Local residents across Sydney have created their own rainbow crossings in chalk after the New South Wales (NSW) State Government dismissed public pressure and had a rainbow pride crossing installed for the Sydney Mardi Gras torn up in the dead of night on Wednesday.

Not even Sydney Lord Mayor Clover Moore had been told that road workers would be blocking off Sydney’s iconic Oxford Street to tear up the rainbow section of the road and replace it with black bitumen.

The following day a group of residents in Commonwealth Lane, Surry Hills, used colored chalk to make their own rainbow crossing and posted a photo online and the story went viral.

A grassed section of Sydney’s Taylor Square was also planted with dozens of rainbow flags to protest the removal.

By Saturday there were dozens of copycat chalk rainbow crossings across Sydney– with shelves cleared of chalk in many inner city stores.

Photos of rainbow chalk crossings were sent by copycats to a Facebook page created by the makers of the original crossing, brother and sister James and Kelly Brechney.

That page now has over 8,000 supporters. The petition to keep the Oxford Street crossing had received nearly 16,000 signatures but the NSW Government ignored it.

Chalk rainbow crossings have appeared as far a field as Kenya and Phoenix, Arizona, in New South Wales rural centers and across state lines in Queensland, Victoria and Western Australia.

One brave group of protesters even turned the footpath outside the building where NSW Roads Minister Duncan Gay works into a rainbow chalk crossing.

Minister Gay is the man who had the ultimate say on whether the Oxford Street crossing would stay but he refused to relent in his plans for its removal – saying it posed a potential hazard as people had stopped to photograph themselves on the crossing when traffic was stopped at the lights.

New chalk crossings have continued to appear today and many sympathetic businesses have marked the pavement outside their shops, bars and restaurants to show support for the return of the original crossing.

Many people turned to social media to write how neighbours they had never met before who had spontaneously chipped in to help were now their friends.

‘We met more of our neighbours in an hour while making this than we have over the past six months living here,’ wrote Camperdown resident Munir Kotadia.
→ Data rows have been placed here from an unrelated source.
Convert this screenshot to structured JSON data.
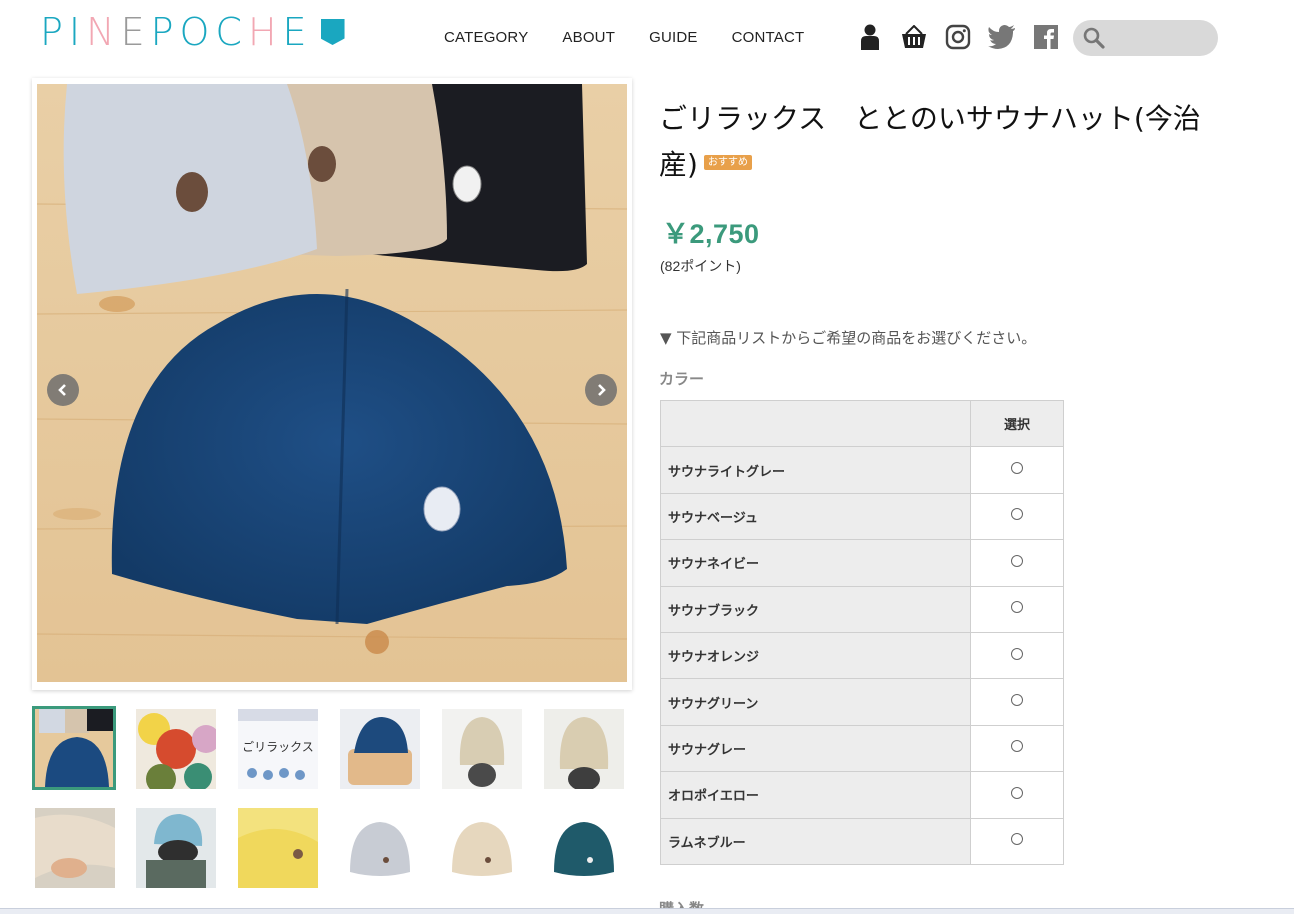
{
  "brand": {
    "logo_part1": "PI",
    "logo_part2": "N",
    "logo_part3": "E ",
    "logo_part4": "POC",
    "logo_part5": "H",
    "logo_part6": "E",
    "accent": "#1aa7c0",
    "pink": "#f2a7b3"
  },
  "nav": [
    "CATEGORY",
    "ABOUT",
    "GUIDE",
    "CONTACT"
  ],
  "header_icons": [
    "user-icon",
    "basket-icon",
    "instagram-icon",
    "twitter-icon",
    "facebook-icon"
  ],
  "search": {
    "placeholder": "",
    "icon": "search-icon"
  },
  "product": {
    "title": "ごリラックス　ととのいサウナハット(今治産)",
    "badge": "おすすめ",
    "price": "￥2,750",
    "points": "(82ポイント)",
    "instruction": "▼ 下記商品リストからご希望の商品をお選びください。",
    "color_label": "カラー",
    "select_header": "選択",
    "options": [
      "サウナライトグレー",
      "サウナベージュ",
      "サウナネイビー",
      "サウナブラック",
      "サウナオレンジ",
      "サウナグリーン",
      "サウナグレー",
      "オロポイエロー",
      "ラムネブルー"
    ],
    "qty_label": "購入数",
    "price_color": "#3b9a7c"
  },
  "gallery": {
    "thumb_count": 12,
    "selected_index": 0,
    "thumb_logo_text": "ごリラックス"
  }
}
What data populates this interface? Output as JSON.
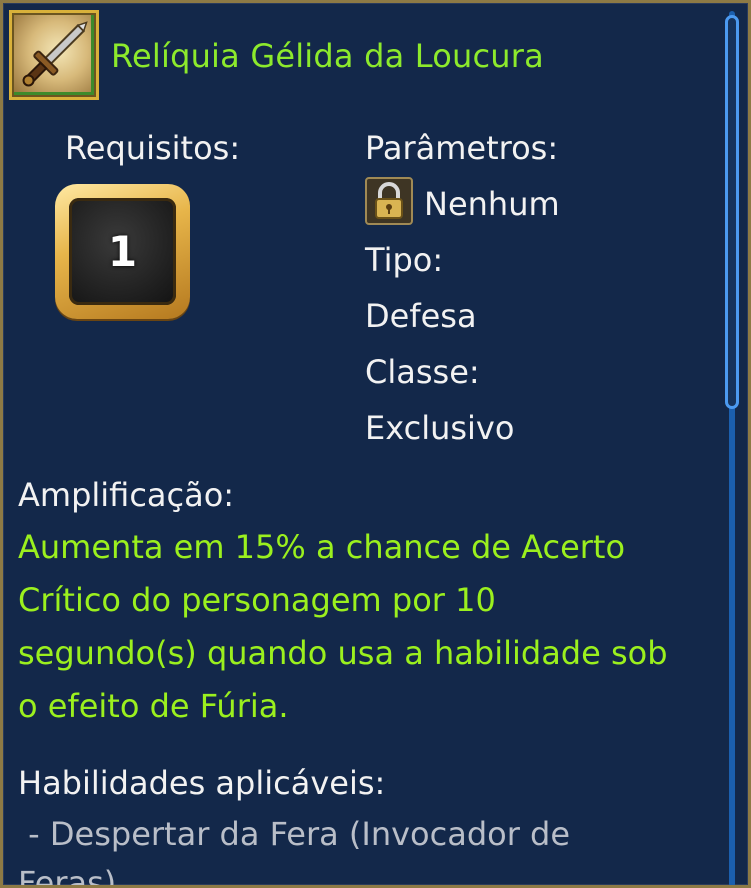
{
  "item": {
    "title": "Relíquia Gélida da Loucura",
    "icon": "dagger-relic-icon"
  },
  "requirements": {
    "label": "Requisitos:",
    "level": "1"
  },
  "parameters": {
    "label": "Parâmetros:",
    "lock_icon": "padlock-icon",
    "value": "Nenhum",
    "type_label": "Tipo:",
    "type_value": "Defesa",
    "class_label": "Classe:",
    "class_value": "Exclusivo"
  },
  "amplification": {
    "label": "Amplificação:",
    "lines": [
      "Aumenta em 15% a chance de Acerto",
      "Crítico do personagem por 10",
      "segundo(s) quando usa a habilidade sob",
      "o efeito de Fúria."
    ]
  },
  "applicable_skills": {
    "label": "Habilidades aplicáveis:",
    "lines": [
      " - Despertar da Fera (Invocador de",
      "Feras)"
    ]
  },
  "colors": {
    "panel_bg": "#13284a",
    "border_gold": "#8d7a45",
    "title_green": "#8dea2c",
    "effect_green": "#9bf01e",
    "text_white": "#f2f2f2",
    "scroll_blue": "#4c9af0"
  }
}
The Oxford Street crossing cost $75,000 to install and $30,000 to tear up. The chalk ones will just wash away with the rain.